▸ Prompt:
Look through the data below and say how many of its lines contain "background", adding nothing else.

▸ Supplied records:
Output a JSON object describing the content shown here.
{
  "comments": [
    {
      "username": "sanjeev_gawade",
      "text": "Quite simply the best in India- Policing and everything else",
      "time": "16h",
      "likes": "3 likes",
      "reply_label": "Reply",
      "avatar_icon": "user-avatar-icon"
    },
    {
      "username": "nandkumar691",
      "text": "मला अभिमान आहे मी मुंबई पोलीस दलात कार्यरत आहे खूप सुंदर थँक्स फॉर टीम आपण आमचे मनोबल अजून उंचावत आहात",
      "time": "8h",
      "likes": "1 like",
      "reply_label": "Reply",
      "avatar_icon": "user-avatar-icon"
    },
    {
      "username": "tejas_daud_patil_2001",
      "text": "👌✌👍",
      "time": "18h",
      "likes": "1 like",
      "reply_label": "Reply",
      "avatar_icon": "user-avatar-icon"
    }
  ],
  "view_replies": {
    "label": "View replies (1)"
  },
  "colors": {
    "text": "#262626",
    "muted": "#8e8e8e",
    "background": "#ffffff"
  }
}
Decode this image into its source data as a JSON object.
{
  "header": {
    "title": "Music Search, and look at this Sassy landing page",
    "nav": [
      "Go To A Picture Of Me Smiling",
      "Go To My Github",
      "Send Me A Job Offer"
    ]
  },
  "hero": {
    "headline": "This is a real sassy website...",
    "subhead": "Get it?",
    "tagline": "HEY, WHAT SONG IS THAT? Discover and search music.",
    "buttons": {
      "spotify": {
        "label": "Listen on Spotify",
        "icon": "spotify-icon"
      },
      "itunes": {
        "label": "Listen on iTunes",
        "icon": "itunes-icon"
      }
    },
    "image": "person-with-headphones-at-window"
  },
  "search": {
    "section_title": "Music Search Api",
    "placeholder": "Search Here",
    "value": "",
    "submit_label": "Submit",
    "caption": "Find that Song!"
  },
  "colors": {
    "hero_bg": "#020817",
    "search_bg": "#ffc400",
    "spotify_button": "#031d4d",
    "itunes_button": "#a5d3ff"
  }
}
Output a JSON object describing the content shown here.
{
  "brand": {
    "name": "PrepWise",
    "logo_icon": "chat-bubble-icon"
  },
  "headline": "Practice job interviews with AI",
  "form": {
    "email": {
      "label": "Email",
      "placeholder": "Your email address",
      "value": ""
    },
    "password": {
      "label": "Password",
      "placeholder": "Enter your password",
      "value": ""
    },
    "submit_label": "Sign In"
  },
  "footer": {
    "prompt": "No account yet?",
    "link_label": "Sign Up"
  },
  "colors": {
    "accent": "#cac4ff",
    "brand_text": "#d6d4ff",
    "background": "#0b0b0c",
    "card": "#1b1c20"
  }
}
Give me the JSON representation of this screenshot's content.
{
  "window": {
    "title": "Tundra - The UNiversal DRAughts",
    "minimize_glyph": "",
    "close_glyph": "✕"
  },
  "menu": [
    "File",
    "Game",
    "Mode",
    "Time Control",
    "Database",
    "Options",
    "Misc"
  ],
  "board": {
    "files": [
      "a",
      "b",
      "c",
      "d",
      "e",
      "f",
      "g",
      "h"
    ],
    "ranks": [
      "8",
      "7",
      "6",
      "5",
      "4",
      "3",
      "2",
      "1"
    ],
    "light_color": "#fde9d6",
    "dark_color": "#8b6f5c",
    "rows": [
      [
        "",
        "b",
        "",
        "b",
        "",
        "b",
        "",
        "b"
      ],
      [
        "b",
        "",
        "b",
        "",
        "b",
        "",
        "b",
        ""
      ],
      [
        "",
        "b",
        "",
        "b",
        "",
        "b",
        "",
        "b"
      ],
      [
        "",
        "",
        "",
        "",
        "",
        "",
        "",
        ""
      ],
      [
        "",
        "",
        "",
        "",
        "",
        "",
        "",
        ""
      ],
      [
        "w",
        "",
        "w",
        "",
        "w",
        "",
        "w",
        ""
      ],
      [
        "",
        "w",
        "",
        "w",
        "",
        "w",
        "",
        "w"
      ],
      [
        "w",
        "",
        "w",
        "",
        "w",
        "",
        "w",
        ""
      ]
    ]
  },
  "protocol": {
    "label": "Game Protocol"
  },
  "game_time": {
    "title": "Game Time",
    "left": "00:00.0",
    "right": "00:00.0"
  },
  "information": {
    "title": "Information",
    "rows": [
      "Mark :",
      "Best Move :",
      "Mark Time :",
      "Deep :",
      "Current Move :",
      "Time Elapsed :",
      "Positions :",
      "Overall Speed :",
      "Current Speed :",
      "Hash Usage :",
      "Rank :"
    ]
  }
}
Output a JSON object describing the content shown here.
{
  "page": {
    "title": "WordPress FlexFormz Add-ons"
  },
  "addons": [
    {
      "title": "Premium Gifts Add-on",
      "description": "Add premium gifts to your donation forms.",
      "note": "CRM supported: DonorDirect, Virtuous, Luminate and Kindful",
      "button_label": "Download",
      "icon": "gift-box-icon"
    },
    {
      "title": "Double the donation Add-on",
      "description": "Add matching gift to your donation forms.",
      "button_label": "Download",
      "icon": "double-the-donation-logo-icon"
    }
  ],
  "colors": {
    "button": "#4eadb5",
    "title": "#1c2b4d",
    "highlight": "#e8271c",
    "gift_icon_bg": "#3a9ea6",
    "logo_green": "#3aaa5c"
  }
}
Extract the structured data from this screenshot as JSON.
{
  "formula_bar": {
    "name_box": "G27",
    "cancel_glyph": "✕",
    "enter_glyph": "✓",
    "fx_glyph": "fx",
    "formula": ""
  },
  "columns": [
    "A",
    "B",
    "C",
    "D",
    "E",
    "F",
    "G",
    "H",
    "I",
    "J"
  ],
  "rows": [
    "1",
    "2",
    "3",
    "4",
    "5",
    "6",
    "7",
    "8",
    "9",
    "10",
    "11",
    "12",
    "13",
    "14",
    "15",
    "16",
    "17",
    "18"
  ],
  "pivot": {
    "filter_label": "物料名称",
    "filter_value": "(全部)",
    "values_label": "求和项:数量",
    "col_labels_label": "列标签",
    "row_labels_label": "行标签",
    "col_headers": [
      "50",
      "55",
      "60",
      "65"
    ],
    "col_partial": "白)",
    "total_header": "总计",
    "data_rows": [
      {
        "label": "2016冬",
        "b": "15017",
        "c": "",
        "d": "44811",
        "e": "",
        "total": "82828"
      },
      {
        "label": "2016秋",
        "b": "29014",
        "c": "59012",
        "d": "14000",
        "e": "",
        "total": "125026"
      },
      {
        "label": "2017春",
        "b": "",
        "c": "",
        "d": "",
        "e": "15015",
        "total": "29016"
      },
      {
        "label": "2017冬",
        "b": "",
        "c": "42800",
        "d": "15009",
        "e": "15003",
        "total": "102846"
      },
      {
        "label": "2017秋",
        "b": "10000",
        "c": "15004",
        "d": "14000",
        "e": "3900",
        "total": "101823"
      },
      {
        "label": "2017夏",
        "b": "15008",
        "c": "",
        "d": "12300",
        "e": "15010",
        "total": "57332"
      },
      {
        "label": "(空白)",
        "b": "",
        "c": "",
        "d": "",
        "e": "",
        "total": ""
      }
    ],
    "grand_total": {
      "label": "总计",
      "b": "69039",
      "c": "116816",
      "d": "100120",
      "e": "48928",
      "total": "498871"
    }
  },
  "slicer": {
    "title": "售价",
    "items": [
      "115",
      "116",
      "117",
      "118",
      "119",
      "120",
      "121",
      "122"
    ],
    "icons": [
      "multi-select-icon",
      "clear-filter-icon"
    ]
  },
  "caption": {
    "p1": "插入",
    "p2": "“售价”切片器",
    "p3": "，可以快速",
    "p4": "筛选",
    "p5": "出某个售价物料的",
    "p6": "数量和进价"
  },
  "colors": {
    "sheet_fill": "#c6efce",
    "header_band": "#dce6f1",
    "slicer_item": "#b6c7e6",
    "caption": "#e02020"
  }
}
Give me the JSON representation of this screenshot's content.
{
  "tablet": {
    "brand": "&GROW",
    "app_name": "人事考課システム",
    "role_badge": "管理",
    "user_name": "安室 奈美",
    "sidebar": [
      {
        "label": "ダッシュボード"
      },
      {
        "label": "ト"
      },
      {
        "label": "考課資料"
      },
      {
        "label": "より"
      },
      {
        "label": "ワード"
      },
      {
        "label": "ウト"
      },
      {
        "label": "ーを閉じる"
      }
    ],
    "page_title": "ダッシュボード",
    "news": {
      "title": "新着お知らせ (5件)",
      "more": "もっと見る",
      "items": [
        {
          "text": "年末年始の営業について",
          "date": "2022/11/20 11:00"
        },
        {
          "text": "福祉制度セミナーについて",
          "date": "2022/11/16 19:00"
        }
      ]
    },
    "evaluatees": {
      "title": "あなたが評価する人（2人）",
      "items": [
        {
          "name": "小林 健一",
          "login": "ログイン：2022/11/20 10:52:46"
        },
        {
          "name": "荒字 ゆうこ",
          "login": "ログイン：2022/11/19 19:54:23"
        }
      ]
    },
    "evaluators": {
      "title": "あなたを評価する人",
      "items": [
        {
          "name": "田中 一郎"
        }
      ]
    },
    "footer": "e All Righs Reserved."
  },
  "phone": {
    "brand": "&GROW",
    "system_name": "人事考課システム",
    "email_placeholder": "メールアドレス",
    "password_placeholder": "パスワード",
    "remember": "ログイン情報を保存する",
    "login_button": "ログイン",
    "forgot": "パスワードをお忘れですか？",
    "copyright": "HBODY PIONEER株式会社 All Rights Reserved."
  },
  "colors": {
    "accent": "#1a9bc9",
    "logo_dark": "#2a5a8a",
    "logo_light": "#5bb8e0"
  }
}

▸ Answer space:
2